→ Extracted data:
——————
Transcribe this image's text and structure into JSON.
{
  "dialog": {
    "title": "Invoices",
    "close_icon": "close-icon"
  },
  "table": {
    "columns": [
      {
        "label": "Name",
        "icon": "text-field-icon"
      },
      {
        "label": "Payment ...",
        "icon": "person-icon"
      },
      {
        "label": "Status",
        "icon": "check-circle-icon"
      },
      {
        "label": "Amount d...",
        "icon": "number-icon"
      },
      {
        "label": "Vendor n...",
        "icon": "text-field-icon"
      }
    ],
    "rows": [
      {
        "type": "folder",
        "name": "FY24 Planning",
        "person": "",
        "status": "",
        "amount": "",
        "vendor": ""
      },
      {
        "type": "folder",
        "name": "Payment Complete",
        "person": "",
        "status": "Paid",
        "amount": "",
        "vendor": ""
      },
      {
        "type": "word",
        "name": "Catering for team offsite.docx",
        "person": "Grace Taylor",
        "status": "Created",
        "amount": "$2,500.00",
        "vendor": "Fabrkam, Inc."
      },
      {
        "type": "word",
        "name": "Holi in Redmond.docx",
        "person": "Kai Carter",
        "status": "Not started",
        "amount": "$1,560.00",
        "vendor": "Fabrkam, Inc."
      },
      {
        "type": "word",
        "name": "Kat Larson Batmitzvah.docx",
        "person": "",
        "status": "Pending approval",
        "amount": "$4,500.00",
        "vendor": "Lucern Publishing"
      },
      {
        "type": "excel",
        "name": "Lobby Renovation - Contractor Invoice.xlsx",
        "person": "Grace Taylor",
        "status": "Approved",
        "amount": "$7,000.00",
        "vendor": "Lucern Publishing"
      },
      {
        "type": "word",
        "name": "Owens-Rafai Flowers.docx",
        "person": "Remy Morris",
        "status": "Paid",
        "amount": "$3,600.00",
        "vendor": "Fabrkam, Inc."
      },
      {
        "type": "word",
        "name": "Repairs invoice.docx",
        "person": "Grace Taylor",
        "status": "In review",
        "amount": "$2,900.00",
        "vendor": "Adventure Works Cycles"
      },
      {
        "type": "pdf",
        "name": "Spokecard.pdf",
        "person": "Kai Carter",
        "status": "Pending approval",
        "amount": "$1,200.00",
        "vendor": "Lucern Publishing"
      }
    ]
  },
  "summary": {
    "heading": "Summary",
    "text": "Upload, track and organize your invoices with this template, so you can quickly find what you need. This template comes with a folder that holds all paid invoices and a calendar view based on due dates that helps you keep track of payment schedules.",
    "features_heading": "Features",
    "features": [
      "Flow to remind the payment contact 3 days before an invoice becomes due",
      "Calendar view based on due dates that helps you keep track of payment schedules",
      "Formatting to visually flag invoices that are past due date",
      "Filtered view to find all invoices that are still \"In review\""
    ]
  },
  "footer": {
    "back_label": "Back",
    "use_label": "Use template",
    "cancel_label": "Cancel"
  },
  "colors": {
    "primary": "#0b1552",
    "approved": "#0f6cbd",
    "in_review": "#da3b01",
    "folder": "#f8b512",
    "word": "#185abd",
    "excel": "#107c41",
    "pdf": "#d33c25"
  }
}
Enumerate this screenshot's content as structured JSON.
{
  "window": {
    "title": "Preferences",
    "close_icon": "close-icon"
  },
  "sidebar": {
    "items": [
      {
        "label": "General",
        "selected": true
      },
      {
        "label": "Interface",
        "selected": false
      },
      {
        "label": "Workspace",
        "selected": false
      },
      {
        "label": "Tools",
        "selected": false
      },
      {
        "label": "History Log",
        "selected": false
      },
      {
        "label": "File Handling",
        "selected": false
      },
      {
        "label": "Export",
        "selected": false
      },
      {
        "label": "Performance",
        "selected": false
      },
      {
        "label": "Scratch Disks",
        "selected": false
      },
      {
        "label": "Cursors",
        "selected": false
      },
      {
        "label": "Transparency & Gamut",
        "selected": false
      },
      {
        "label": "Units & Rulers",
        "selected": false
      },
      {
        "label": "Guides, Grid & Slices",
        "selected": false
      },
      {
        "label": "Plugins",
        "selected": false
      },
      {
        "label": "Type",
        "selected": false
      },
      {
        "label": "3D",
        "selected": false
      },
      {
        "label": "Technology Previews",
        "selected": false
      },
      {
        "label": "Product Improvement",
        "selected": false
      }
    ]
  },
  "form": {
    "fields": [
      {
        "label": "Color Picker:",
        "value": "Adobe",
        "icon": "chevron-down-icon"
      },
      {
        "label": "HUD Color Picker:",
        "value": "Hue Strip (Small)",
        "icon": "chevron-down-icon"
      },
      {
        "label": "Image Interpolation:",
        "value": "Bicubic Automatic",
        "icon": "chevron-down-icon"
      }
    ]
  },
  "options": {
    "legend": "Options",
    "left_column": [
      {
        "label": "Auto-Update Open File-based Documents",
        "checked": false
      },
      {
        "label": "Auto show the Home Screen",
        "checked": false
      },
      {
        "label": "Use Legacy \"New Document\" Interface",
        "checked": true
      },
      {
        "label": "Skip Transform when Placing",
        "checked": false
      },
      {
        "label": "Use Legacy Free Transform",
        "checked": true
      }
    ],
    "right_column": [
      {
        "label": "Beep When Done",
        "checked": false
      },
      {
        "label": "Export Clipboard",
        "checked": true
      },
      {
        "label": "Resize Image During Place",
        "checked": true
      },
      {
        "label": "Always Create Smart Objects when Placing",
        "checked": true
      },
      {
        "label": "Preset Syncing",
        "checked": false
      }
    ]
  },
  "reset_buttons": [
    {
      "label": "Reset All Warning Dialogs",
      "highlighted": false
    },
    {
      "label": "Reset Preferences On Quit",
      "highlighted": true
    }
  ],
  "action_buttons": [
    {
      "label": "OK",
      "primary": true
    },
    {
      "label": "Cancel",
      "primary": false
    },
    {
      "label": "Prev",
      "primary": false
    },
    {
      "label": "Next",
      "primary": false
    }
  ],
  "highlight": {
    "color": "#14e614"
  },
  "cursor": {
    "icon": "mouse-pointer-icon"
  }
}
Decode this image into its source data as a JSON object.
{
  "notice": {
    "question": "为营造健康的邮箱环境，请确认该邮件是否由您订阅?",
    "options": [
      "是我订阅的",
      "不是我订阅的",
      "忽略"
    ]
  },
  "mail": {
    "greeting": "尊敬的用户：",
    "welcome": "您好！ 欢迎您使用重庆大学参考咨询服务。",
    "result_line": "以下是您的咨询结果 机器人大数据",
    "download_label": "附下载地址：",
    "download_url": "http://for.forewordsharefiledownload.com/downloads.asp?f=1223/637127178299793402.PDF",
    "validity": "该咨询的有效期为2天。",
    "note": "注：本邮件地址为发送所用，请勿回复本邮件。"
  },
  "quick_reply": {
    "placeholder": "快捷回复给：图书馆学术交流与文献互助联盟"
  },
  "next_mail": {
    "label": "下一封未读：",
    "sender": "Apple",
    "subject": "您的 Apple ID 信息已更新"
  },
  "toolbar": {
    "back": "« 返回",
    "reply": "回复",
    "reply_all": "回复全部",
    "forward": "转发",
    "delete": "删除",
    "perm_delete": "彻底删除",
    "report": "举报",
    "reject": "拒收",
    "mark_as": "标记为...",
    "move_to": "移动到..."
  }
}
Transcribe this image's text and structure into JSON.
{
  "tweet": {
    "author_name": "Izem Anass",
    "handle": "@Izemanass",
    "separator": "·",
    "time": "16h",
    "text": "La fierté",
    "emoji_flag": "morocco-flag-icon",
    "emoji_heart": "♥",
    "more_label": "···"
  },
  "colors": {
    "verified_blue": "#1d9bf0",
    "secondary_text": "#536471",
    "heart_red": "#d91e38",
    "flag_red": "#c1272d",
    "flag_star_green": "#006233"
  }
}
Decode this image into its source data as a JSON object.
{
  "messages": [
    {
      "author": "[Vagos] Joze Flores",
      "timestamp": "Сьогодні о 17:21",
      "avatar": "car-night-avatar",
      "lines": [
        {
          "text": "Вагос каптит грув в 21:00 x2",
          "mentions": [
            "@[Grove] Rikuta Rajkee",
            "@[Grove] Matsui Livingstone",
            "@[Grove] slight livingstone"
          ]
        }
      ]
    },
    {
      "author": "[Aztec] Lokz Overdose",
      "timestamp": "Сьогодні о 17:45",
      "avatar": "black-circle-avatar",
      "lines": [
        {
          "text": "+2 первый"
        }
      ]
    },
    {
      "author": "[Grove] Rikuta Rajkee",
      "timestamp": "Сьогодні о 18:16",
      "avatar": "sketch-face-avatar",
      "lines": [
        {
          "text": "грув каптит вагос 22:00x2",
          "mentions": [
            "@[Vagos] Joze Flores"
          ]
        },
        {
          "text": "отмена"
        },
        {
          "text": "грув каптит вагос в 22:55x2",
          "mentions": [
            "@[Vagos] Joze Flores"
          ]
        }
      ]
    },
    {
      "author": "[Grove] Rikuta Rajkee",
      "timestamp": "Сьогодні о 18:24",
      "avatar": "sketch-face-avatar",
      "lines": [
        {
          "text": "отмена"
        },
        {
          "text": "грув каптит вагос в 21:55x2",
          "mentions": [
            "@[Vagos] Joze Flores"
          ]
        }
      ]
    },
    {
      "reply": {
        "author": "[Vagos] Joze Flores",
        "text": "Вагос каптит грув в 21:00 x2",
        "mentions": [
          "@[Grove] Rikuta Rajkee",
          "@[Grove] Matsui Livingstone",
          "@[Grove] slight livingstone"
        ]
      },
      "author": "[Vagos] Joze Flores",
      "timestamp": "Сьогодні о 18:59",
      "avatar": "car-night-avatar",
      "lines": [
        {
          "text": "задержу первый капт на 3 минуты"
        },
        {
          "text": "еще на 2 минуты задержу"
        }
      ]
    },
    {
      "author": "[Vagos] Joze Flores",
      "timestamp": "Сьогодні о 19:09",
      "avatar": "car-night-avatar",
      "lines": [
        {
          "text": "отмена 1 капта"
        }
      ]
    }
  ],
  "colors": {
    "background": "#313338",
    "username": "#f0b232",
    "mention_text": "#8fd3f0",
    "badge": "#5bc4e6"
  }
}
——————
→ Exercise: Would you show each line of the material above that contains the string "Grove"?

→ Output of the task:
            "@[Grove] Rikuta Rajkee",
            "@[Grove] Matsui Livingstone",
            "@[Grove] slight livingstone"
      "author": "[Grove] Rikuta Rajkee",
      "author": "[Grove] Rikuta Rajkee",
          "@[Grove] Rikuta Rajkee",
          "@[Grove] Matsui Livingstone",
          "@[Grove] slight livingstone"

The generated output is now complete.